I can only hope that, despite those who put themselves on the line, facing injury and death, many lives were spared the potential had this not come as a surprise timing to the gunman himself.

What we do know is that there was also an armored helmet in the trunk he couldn't get to. Had he been wearing it, it's likely this would have been even far worse, as he was ultimately shot by sharp-shooters in the head. With the rest of him fully-armored, one can only guess how the events might have otherwise unfolded.

Part 9: As We Travel On

For several years following, my life proceeded as one might expect. I jump less when a car backfires, although I'm still scared out of my wits when surprised or startled at the wrong moment. As I mentioned before, I stayed away from the press, although not for their lack of trying, as they called everyone in the phone book in the greater Bay Area with my last name. Being one of seven siblings, many of those were my relatives. Of course, word would get back to me. I'll give them this credit-- their stories of being "long lost friends", etc. were at least somewhat creative.

I spent the next year doing things that had previously frightened me. I started skiing. I took more physical and emotional risks-- after all, what were they going to do? Shoot me? It was a plausible scenario in my head to consider by comparison. Knowing real, from-the-core fear, a lot of things now paled in comparison.

Among the many lessons learned from all of this was that I don't trust the press. Not only did many members use less-than-ethical tactics to try and gather information from me, personally, but what was eventually published was less than factual. I know that not all journalists are without ethics-- the ones hunting me down, I'd hope, would the exception, not the rule. But I also learned how much misinformation they're fed. I realize much of this was for protection of others, and I've omitted certain details to keep that, but can't they just omit rather than misrepresent facts or utilize complete fabrication? I suppose I'd have to be a part of the business to fully understand.

There was, perhaps still is, an annual tribute by the SFPD at the site of the shooting. Every year at the same time, the street would be blocked off, a fleet of police cars would stop and flash their lights during a moment of silence. I'd see the officers responsible for saving my life. I'd see familiar faces, former neighbors, and friends and relatives of the officers and those affected. I attended the first 5 years, at which time a plaque was erected on the corner. The few times I've been in the neighborhood since, I've visited the memorial plaque and paused for brief reflection.

On January 24, 2001, California State Senator Diane Feinstein introduced the James Guelff Body Armor Act, named for the first officer on the scene who wasn't as fortunate to have survived.
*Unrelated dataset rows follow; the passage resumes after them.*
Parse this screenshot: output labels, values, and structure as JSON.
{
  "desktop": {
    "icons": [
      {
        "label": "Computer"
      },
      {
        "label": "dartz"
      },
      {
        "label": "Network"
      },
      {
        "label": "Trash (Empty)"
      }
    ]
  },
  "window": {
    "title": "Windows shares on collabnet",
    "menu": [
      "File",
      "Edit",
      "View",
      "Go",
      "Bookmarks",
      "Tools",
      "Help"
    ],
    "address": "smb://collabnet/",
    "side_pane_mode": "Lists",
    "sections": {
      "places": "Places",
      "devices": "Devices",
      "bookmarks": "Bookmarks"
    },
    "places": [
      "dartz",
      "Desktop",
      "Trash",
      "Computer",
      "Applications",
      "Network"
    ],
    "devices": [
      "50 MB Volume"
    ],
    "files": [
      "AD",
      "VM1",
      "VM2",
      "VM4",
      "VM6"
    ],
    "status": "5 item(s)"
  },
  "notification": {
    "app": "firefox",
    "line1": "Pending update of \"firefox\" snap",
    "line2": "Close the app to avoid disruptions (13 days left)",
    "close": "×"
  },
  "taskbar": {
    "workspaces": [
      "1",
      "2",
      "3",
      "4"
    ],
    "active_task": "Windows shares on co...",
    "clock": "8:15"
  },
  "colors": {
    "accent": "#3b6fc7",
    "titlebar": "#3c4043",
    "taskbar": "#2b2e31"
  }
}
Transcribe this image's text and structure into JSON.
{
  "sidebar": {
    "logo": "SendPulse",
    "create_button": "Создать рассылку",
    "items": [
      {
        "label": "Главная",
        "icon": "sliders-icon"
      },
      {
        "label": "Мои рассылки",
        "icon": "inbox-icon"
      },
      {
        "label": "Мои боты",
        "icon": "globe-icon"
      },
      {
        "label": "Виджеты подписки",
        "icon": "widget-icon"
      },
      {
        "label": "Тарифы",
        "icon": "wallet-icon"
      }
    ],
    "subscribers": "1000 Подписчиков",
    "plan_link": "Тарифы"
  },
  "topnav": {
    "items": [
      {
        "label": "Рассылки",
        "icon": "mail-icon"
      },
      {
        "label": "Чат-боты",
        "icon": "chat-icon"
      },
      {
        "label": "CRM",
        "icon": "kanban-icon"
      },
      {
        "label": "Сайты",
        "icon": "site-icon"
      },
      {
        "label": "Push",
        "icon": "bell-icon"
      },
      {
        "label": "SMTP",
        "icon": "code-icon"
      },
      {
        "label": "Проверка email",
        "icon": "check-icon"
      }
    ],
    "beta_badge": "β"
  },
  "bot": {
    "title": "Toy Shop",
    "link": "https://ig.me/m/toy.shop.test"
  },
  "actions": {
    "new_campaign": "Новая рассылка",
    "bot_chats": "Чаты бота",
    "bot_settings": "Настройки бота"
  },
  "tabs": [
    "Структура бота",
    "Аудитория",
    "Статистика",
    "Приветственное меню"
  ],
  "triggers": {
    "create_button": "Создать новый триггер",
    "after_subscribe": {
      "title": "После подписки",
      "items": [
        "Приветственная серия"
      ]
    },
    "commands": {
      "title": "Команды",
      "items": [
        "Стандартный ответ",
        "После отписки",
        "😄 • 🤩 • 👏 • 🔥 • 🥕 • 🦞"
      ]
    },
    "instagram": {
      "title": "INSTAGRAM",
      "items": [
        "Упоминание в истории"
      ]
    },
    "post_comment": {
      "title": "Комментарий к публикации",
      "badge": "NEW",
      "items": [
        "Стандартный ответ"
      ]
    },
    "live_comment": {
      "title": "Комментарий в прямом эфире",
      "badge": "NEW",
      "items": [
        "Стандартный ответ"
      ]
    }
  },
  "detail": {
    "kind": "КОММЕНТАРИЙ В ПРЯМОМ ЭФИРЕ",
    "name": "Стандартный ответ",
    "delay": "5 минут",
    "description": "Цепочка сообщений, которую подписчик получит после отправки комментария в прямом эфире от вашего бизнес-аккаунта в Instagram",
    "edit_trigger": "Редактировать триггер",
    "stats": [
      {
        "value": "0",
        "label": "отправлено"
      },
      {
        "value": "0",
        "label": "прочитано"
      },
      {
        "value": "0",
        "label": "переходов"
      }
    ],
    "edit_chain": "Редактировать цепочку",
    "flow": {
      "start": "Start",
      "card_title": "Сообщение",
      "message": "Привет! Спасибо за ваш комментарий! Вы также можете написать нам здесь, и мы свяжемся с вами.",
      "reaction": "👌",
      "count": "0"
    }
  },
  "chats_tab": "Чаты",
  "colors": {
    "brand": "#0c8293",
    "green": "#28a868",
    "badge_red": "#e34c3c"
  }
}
It was eventually renamed the James Guelff and Chris McCurley Body Armor Act of 2001, signed into Federal law November 2, 2002, making it illegal for violent felons to possess body armor.

Is what I experienced some sort of blessing in disguise? No, not really. Although they've lessened over the years, I still have occasional nightmares. If the foley work is a little too good on a film or the sound effects for a show a little too close to the real thing, or even from loud noises in general, my heart races and I'm in instant terror, transported back in time where I sat fearing for my life.

I will say it was my most lucky day of all. I survived. I'm stronger. I'm alive. Those with me on this journey will just have to expect the unexpected weepy moment from me on occasion. And understand why I jump higher than most when startled. But, really, I'm okay, underneath it all.

1 comment:

Anonymous said...

This was very well done, and honestly the only detailed account of this incident that can be found on the web. As it turned out, you and I moved to Pacific Heights on exactly the same date and I'm still here in the same place. Thank you.